# Excerpts from a dataset
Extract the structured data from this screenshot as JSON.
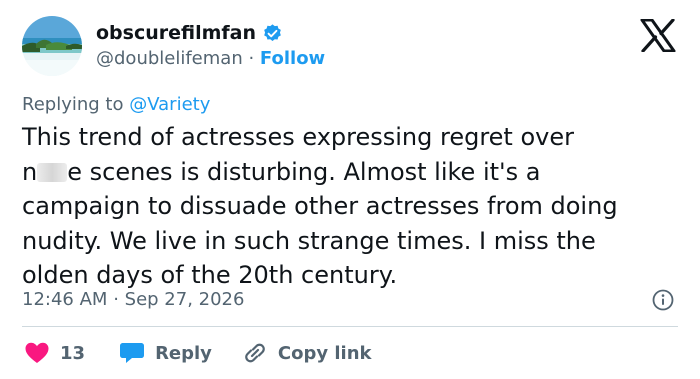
{
  "author": {
    "display_name": "obscurefilmfan",
    "handle": "@doublelifeman",
    "separator": "·",
    "follow_label": "Follow",
    "verified_color": "#1d9bf0"
  },
  "reply_context": {
    "prefix": "Replying to",
    "mention": "@Variety"
  },
  "tweet": {
    "line1": "This trend of actresses expressing regret over",
    "line2_start": "n",
    "line2_end": "e scenes is disturbing. Almost like it's a",
    "line3": "campaign to dissuade other actresses from doing",
    "line4": "nudity. We live in such strange times. I miss the",
    "line5": "olden days of the 20th century."
  },
  "meta": {
    "time": "12:46 AM",
    "separator": "·",
    "date": "Sep 27, 2026"
  },
  "actions": {
    "like_count": "13",
    "reply_label": "Reply",
    "copy_label": "Copy link"
  },
  "colors": {
    "accent": "#1d9bf0",
    "like": "#f91880",
    "secondary_text": "#536471",
    "divider": "#cfd9de"
  },
  "icons": [
    "verified-badge-icon",
    "x-logo-icon",
    "info-icon",
    "heart-icon",
    "reply-bubble-icon",
    "link-icon"
  ]
}
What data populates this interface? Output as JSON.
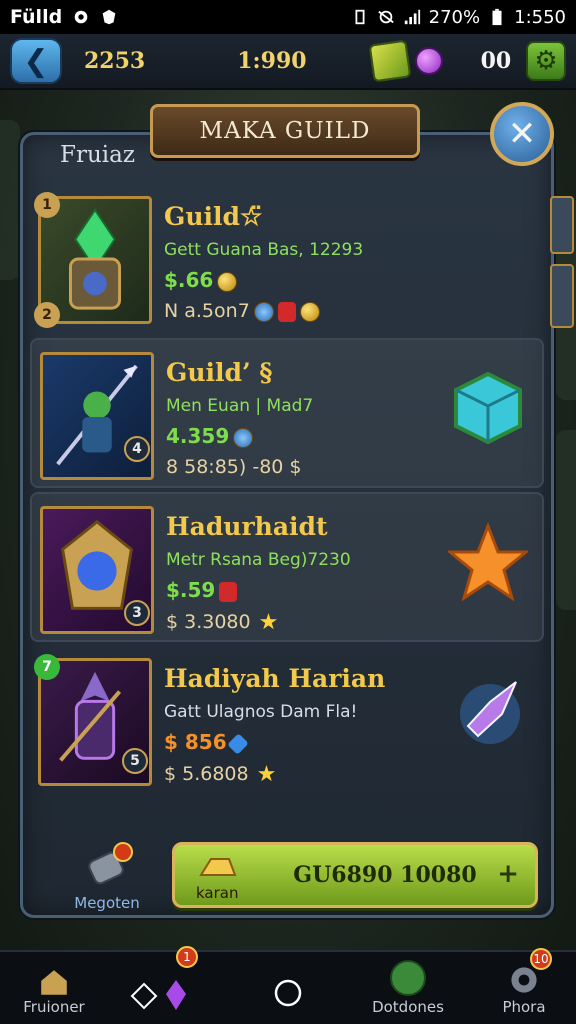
{
  "status_bar": {
    "app_name": "Fülld",
    "battery": "270%",
    "time": "1:550"
  },
  "top_bar": {
    "currency_a": "2253",
    "currency_b": "1:990",
    "currency_c": "00"
  },
  "panel": {
    "title": "MAKA GUILD",
    "label": "Fruiaz",
    "items": [
      {
        "name": "Guild☆̈",
        "sub": "Gett Guana Bas, 12293",
        "price": "$.66",
        "stats": "N a.5on7",
        "loot": "none"
      },
      {
        "name": "Guild’ §",
        "sub": "Men Euan | Mad7",
        "price": "4.359",
        "stats": "8 58:85) -80 $",
        "loot": "blue-cube"
      },
      {
        "name": "Hadurhaidt",
        "sub": "Metr Rsana Beg)7230",
        "price": "$.59",
        "stats": "$ 3.3080",
        "loot": "orange-star"
      },
      {
        "name": "Hadiyah Harian",
        "sub": "Gatt Ulagnos Dam Fla!",
        "price": "$ 856",
        "stats": "$ 5.6808",
        "loot": "purple-crystal"
      }
    ]
  },
  "footer": {
    "mag_label": "Megoten",
    "buy_label": "GU6890 10080",
    "buy_sub": "karan"
  },
  "nav": [
    {
      "label": "Fruioner",
      "icon": "house-icon"
    },
    {
      "label": "",
      "icon": "diamond-icon",
      "badge": "1"
    },
    {
      "label": "",
      "icon": "circle-home-icon"
    },
    {
      "label": "Dotdones",
      "icon": "globe-icon"
    },
    {
      "label": "Phora",
      "icon": "gear-icon",
      "badge": "10"
    }
  ],
  "colors": {
    "accent_gold": "#f2c94c",
    "accent_green": "#7edd4a",
    "panel_bg": "#2a3542"
  }
}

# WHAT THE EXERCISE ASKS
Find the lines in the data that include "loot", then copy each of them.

# RESPONSE BOX
        "loot": "none"
        "loot": "blue-cube"
        "loot": "orange-star"
        "loot": "purple-crystal"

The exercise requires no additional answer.